Why did the loud soldier object to marching in The Red Badge of Courage?

Question:

Why did the loud soldier object to marching in The Red Badge of Courage?

Preparing for Battle

In the third chapter of Stephen Crane's novel The Red Badge of Courage, the men continue to march. The command is to keep them moving and have the troops ready at a moment's notice. It would seem that all this marching keeps the men active and ready for battle.

Answer and Explanation:

The loud soldier who objects to marching in Stephen Crane's The Red Badge of Courage is Wilson. Wilson admits that he does not mind marching, but it has to have a purpose. Ideally, the end result of all the marching would be to engage in battle against the enemy. For right now, however, Wilson and the other soldiers aren't heading in toward that end. This is why he loudly complains.

Wilson wants there to be purpose to his marching. He doesn't want to go back and forth with no legitimate result of his actions. He wants to fight. He wants to battle the enemy.
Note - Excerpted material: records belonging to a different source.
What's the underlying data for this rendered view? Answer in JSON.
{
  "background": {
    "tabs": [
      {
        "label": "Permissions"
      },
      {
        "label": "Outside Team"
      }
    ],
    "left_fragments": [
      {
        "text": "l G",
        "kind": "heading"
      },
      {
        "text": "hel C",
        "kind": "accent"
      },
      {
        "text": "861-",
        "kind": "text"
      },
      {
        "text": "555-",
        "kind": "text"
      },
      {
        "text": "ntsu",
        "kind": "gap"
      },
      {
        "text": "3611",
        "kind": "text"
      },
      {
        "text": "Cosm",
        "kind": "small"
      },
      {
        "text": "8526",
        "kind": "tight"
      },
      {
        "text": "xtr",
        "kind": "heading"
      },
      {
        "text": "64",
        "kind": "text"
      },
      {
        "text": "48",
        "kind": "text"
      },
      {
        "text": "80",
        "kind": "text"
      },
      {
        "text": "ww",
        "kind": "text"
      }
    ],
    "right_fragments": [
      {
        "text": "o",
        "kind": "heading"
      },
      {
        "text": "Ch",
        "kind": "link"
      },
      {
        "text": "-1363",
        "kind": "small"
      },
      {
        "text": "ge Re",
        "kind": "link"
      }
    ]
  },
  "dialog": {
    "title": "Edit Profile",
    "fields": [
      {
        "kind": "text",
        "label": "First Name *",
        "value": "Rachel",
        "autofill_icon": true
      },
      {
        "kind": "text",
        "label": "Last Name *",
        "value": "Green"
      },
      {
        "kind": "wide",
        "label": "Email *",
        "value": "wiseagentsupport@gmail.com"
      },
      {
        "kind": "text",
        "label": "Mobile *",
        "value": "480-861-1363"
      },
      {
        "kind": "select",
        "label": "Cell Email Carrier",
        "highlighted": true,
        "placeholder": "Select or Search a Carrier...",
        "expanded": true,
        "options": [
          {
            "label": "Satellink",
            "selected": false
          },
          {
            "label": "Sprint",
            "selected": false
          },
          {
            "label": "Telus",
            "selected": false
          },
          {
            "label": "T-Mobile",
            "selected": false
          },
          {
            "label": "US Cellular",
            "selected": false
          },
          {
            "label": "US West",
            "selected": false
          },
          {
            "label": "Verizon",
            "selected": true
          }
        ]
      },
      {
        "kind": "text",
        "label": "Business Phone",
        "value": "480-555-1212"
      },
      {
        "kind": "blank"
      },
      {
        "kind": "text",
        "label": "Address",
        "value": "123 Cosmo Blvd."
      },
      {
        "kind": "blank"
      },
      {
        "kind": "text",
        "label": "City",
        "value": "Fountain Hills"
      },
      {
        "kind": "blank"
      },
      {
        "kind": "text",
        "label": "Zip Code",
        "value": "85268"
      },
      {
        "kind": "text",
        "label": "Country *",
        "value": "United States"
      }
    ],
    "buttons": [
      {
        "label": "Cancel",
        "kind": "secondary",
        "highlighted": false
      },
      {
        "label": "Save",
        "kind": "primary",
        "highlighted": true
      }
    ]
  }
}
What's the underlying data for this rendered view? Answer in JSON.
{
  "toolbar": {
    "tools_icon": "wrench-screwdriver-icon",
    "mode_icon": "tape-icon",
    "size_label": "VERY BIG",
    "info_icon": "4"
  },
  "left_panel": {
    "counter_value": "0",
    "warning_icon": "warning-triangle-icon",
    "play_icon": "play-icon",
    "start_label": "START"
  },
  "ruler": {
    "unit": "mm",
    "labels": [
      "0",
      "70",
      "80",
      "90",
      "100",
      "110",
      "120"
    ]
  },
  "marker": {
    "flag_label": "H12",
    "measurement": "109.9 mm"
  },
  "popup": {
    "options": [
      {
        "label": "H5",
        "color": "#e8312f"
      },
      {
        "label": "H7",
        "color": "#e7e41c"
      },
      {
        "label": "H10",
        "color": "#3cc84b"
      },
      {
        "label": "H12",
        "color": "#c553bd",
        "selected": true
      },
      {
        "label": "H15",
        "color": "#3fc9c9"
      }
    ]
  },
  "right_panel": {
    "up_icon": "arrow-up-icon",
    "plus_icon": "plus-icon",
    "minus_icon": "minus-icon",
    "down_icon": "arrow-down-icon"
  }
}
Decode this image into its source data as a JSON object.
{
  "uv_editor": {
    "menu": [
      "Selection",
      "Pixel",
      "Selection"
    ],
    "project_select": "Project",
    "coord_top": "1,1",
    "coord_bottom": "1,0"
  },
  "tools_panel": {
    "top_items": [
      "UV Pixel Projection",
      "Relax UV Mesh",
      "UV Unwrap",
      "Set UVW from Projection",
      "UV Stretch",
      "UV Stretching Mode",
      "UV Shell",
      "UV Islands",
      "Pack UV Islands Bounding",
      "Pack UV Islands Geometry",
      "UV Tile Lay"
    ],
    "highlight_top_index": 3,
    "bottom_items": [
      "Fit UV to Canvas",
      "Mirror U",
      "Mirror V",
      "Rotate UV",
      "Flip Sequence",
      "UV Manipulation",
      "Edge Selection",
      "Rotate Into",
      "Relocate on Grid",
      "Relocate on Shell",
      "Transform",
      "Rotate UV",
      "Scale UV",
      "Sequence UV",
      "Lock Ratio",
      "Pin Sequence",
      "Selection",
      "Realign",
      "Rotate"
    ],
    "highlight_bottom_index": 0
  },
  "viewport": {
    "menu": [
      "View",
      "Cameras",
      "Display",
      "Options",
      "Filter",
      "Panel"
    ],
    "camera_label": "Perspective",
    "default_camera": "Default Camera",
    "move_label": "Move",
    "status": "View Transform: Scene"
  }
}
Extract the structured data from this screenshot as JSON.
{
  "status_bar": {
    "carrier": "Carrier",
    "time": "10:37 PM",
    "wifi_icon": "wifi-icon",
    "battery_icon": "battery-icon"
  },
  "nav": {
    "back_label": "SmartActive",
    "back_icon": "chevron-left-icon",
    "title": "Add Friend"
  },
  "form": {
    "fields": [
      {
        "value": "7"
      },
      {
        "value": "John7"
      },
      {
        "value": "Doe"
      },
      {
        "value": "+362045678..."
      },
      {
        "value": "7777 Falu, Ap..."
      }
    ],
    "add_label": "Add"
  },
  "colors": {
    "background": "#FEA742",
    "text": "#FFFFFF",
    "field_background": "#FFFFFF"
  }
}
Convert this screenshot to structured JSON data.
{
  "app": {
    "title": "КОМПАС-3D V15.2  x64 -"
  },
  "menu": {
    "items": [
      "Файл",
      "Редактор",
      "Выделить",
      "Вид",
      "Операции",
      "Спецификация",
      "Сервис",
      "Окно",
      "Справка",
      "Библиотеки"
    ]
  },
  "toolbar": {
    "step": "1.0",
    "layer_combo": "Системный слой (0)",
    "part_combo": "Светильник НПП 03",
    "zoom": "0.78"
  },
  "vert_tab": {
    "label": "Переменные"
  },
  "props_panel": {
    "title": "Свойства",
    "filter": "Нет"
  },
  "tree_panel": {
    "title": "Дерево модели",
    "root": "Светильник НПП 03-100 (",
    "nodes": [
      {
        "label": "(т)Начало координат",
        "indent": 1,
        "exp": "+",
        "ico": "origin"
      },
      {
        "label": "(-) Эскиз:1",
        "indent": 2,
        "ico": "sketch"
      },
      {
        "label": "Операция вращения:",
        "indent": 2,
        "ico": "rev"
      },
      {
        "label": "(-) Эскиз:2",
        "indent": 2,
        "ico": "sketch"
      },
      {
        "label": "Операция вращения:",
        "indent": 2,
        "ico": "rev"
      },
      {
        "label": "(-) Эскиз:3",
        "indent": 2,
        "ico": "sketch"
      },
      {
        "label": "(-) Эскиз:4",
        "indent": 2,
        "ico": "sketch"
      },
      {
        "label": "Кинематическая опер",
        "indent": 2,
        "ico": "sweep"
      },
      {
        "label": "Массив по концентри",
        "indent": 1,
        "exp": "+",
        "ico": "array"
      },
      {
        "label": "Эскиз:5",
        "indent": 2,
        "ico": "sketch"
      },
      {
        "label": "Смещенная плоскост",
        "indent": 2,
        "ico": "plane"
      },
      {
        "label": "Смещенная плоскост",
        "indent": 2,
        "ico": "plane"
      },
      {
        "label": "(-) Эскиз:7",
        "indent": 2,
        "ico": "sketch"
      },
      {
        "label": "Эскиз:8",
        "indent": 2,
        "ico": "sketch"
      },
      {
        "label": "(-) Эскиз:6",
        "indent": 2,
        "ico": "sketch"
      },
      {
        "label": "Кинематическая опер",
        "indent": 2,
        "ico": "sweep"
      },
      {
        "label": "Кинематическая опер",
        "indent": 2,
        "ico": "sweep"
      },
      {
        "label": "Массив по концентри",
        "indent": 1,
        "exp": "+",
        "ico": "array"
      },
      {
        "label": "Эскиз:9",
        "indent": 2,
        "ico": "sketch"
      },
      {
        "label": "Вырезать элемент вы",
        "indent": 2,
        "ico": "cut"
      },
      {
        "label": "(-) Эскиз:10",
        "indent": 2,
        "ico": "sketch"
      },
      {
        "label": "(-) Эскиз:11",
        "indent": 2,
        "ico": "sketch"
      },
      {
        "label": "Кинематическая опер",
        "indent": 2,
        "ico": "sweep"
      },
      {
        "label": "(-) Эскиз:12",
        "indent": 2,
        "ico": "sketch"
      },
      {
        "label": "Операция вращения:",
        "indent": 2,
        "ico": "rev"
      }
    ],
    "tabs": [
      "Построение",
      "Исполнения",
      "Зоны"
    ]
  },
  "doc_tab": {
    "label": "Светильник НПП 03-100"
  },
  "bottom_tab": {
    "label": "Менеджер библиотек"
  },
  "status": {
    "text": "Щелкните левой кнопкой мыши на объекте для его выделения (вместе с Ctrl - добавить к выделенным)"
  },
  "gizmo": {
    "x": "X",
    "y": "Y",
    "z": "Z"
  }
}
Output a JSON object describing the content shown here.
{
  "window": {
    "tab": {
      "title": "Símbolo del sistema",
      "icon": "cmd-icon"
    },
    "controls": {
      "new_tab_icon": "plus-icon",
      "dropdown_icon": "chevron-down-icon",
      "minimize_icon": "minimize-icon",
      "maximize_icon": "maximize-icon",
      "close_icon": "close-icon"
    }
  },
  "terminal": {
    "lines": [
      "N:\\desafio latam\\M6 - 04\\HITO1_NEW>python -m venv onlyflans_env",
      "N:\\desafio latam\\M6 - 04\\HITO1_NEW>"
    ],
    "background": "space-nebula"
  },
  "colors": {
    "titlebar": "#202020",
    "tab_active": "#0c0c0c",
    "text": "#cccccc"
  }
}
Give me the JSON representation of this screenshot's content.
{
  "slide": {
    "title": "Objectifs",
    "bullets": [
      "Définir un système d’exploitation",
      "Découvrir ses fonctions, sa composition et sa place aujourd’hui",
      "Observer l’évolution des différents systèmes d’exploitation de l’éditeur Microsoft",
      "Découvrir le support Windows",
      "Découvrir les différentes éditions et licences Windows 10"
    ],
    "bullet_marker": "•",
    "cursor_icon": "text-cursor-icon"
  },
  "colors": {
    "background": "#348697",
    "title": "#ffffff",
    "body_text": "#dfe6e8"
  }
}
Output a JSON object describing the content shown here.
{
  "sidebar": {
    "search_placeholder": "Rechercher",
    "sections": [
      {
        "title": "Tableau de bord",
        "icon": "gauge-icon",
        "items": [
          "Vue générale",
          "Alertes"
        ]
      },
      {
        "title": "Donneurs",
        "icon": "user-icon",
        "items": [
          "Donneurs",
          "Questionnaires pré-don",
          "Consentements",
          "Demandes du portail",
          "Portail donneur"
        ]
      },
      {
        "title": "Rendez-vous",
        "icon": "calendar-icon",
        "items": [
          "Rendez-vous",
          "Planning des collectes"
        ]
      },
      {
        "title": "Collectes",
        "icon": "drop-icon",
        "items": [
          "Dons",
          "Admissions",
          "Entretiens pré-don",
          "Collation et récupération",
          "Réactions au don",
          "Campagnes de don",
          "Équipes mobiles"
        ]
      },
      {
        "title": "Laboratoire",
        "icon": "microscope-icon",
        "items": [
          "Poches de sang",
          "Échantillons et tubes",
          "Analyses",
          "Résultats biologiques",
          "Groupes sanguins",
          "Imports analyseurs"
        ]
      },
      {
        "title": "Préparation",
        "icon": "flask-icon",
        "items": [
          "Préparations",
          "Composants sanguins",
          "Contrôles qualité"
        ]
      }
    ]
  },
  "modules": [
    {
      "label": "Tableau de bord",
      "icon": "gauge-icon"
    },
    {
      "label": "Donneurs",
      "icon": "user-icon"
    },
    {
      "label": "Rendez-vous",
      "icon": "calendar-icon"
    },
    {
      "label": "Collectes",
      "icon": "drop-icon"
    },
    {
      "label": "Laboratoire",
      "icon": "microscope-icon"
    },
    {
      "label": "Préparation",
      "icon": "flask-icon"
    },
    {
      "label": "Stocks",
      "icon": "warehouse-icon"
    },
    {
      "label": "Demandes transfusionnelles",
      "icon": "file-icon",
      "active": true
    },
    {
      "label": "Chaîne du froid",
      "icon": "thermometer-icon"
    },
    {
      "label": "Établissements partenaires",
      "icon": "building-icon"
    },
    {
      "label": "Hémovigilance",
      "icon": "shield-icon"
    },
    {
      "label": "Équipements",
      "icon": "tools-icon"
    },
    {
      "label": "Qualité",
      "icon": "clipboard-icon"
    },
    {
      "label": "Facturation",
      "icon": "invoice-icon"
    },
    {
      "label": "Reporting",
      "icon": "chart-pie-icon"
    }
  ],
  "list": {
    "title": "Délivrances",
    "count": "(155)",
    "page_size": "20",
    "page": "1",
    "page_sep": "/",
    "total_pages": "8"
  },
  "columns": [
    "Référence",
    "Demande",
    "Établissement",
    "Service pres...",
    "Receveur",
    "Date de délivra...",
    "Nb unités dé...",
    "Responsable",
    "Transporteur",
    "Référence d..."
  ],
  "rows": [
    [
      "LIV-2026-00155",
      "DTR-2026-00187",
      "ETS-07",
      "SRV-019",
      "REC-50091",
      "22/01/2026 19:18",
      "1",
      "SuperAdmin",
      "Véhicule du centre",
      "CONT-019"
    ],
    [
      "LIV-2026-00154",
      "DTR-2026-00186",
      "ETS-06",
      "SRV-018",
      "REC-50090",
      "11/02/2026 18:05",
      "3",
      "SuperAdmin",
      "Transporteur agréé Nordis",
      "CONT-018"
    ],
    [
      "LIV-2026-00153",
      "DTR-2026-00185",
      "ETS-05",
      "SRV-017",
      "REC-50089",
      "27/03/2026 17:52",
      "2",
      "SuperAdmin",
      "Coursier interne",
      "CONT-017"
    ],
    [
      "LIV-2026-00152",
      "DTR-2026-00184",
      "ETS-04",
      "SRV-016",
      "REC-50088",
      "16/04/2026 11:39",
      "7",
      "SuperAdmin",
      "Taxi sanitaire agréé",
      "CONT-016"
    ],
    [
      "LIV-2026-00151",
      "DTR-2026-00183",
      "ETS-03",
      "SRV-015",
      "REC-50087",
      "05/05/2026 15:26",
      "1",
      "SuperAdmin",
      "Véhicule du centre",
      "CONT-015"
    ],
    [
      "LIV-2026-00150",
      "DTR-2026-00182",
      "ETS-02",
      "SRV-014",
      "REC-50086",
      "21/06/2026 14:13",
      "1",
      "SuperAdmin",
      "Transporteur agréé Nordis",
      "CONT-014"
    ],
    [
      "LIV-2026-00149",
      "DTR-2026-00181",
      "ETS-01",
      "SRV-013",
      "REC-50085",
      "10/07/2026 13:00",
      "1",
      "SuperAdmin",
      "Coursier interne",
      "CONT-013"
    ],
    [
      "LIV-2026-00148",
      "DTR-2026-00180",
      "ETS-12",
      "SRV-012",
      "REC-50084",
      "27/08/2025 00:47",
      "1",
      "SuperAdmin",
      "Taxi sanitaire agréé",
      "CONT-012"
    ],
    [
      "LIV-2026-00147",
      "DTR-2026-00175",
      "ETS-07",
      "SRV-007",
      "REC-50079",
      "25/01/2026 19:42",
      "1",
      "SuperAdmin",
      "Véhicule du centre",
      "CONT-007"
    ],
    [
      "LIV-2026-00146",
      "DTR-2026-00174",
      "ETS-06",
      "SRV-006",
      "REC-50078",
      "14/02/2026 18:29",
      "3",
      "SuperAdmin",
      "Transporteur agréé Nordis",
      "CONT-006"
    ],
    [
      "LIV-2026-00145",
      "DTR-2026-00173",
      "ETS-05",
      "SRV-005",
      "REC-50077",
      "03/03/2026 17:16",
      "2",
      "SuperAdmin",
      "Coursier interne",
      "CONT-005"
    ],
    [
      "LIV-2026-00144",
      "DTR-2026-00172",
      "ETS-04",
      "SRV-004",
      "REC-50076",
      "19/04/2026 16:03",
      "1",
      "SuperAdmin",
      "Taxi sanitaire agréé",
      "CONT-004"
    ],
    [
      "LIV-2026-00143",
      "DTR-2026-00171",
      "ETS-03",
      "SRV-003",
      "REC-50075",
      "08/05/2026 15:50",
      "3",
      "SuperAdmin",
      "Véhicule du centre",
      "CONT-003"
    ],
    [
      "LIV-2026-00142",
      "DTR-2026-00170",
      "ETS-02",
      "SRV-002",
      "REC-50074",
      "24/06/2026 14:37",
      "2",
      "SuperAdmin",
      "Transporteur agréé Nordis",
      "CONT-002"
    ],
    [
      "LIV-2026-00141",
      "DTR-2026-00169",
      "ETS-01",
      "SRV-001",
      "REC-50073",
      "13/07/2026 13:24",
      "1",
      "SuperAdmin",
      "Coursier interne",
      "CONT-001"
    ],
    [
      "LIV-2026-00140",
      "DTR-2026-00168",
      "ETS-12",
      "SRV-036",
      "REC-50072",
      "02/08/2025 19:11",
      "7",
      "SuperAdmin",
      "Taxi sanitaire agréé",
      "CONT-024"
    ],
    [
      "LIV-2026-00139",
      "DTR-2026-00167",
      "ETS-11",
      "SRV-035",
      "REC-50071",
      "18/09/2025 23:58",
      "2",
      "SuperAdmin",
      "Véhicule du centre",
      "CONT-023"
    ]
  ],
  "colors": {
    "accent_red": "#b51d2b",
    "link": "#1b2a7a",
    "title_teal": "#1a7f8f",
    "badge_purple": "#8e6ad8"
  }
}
Marching here and there for no apparent reason irritates Wilson, and he makes it known to everyone that he is not happy with the lack of action.


Learn more about this topic:

The Red Badge of Courage Chapter 3 Summary
The Red Badge of Courage Chapter 3 Summary

from The Red Badge of Courage Study Guide

Chapter 7 / Lesson 3
1.2K

Explore our homework questions and answer library